Dataset:
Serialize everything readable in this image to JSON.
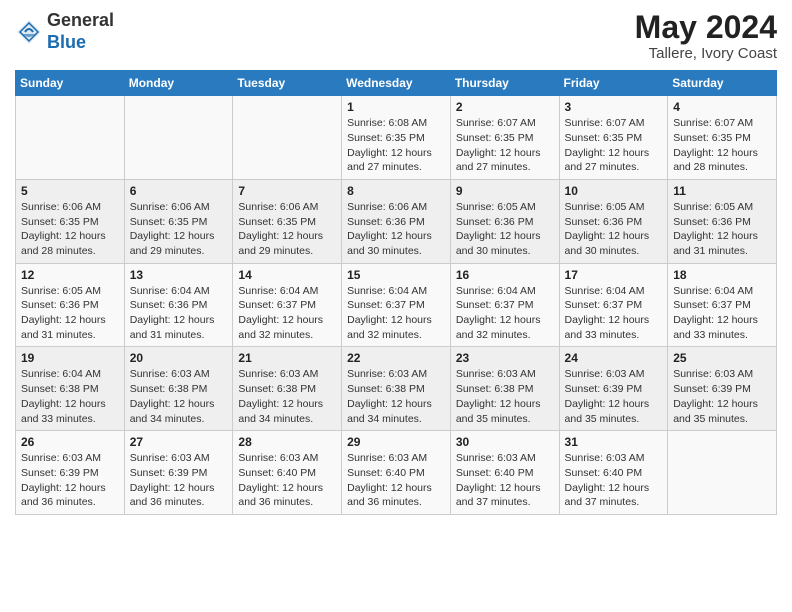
{
  "header": {
    "logo_general": "General",
    "logo_blue": "Blue",
    "month_year": "May 2024",
    "location": "Tallere, Ivory Coast"
  },
  "calendar": {
    "days_of_week": [
      "Sunday",
      "Monday",
      "Tuesday",
      "Wednesday",
      "Thursday",
      "Friday",
      "Saturday"
    ],
    "weeks": [
      [
        {
          "day": "",
          "info": ""
        },
        {
          "day": "",
          "info": ""
        },
        {
          "day": "",
          "info": ""
        },
        {
          "day": "1",
          "info": "Sunrise: 6:08 AM\nSunset: 6:35 PM\nDaylight: 12 hours\nand 27 minutes."
        },
        {
          "day": "2",
          "info": "Sunrise: 6:07 AM\nSunset: 6:35 PM\nDaylight: 12 hours\nand 27 minutes."
        },
        {
          "day": "3",
          "info": "Sunrise: 6:07 AM\nSunset: 6:35 PM\nDaylight: 12 hours\nand 27 minutes."
        },
        {
          "day": "4",
          "info": "Sunrise: 6:07 AM\nSunset: 6:35 PM\nDaylight: 12 hours\nand 28 minutes."
        }
      ],
      [
        {
          "day": "5",
          "info": "Sunrise: 6:06 AM\nSunset: 6:35 PM\nDaylight: 12 hours\nand 28 minutes."
        },
        {
          "day": "6",
          "info": "Sunrise: 6:06 AM\nSunset: 6:35 PM\nDaylight: 12 hours\nand 29 minutes."
        },
        {
          "day": "7",
          "info": "Sunrise: 6:06 AM\nSunset: 6:35 PM\nDaylight: 12 hours\nand 29 minutes."
        },
        {
          "day": "8",
          "info": "Sunrise: 6:06 AM\nSunset: 6:36 PM\nDaylight: 12 hours\nand 30 minutes."
        },
        {
          "day": "9",
          "info": "Sunrise: 6:05 AM\nSunset: 6:36 PM\nDaylight: 12 hours\nand 30 minutes."
        },
        {
          "day": "10",
          "info": "Sunrise: 6:05 AM\nSunset: 6:36 PM\nDaylight: 12 hours\nand 30 minutes."
        },
        {
          "day": "11",
          "info": "Sunrise: 6:05 AM\nSunset: 6:36 PM\nDaylight: 12 hours\nand 31 minutes."
        }
      ],
      [
        {
          "day": "12",
          "info": "Sunrise: 6:05 AM\nSunset: 6:36 PM\nDaylight: 12 hours\nand 31 minutes."
        },
        {
          "day": "13",
          "info": "Sunrise: 6:04 AM\nSunset: 6:36 PM\nDaylight: 12 hours\nand 31 minutes."
        },
        {
          "day": "14",
          "info": "Sunrise: 6:04 AM\nSunset: 6:37 PM\nDaylight: 12 hours\nand 32 minutes."
        },
        {
          "day": "15",
          "info": "Sunrise: 6:04 AM\nSunset: 6:37 PM\nDaylight: 12 hours\nand 32 minutes."
        },
        {
          "day": "16",
          "info": "Sunrise: 6:04 AM\nSunset: 6:37 PM\nDaylight: 12 hours\nand 32 minutes."
        },
        {
          "day": "17",
          "info": "Sunrise: 6:04 AM\nSunset: 6:37 PM\nDaylight: 12 hours\nand 33 minutes."
        },
        {
          "day": "18",
          "info": "Sunrise: 6:04 AM\nSunset: 6:37 PM\nDaylight: 12 hours\nand 33 minutes."
        }
      ],
      [
        {
          "day": "19",
          "info": "Sunrise: 6:04 AM\nSunset: 6:38 PM\nDaylight: 12 hours\nand 33 minutes."
        },
        {
          "day": "20",
          "info": "Sunrise: 6:03 AM\nSunset: 6:38 PM\nDaylight: 12 hours\nand 34 minutes."
        },
        {
          "day": "21",
          "info": "Sunrise: 6:03 AM\nSunset: 6:38 PM\nDaylight: 12 hours\nand 34 minutes."
        },
        {
          "day": "22",
          "info": "Sunrise: 6:03 AM\nSunset: 6:38 PM\nDaylight: 12 hours\nand 34 minutes."
        },
        {
          "day": "23",
          "info": "Sunrise: 6:03 AM\nSunset: 6:38 PM\nDaylight: 12 hours\nand 35 minutes."
        },
        {
          "day": "24",
          "info": "Sunrise: 6:03 AM\nSunset: 6:39 PM\nDaylight: 12 hours\nand 35 minutes."
        },
        {
          "day": "25",
          "info": "Sunrise: 6:03 AM\nSunset: 6:39 PM\nDaylight: 12 hours\nand 35 minutes."
        }
      ],
      [
        {
          "day": "26",
          "info": "Sunrise: 6:03 AM\nSunset: 6:39 PM\nDaylight: 12 hours\nand 36 minutes."
        },
        {
          "day": "27",
          "info": "Sunrise: 6:03 AM\nSunset: 6:39 PM\nDaylight: 12 hours\nand 36 minutes."
        },
        {
          "day": "28",
          "info": "Sunrise: 6:03 AM\nSunset: 6:40 PM\nDaylight: 12 hours\nand 36 minutes."
        },
        {
          "day": "29",
          "info": "Sunrise: 6:03 AM\nSunset: 6:40 PM\nDaylight: 12 hours\nand 36 minutes."
        },
        {
          "day": "30",
          "info": "Sunrise: 6:03 AM\nSunset: 6:40 PM\nDaylight: 12 hours\nand 37 minutes."
        },
        {
          "day": "31",
          "info": "Sunrise: 6:03 AM\nSunset: 6:40 PM\nDaylight: 12 hours\nand 37 minutes."
        },
        {
          "day": "",
          "info": ""
        }
      ]
    ]
  }
}
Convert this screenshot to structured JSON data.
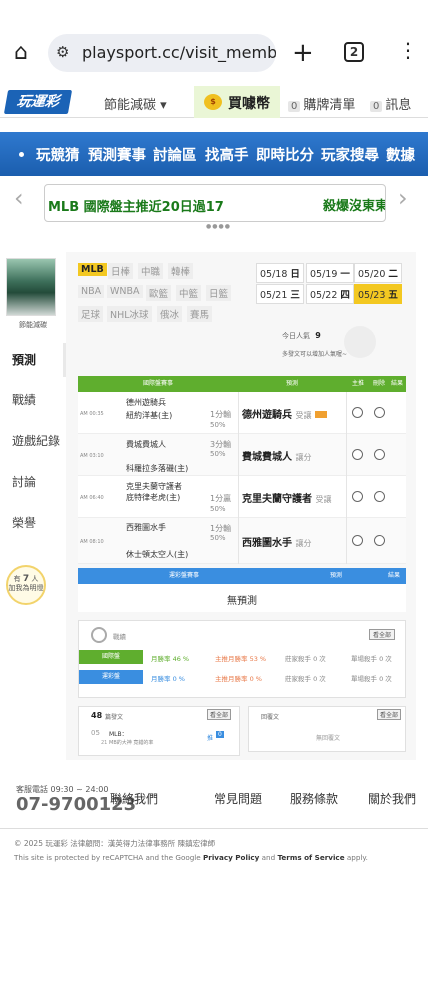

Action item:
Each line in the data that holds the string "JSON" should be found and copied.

Finished task:
Serialize everything readable in this image to JSON.
Convert this screenshot to structured JSON data.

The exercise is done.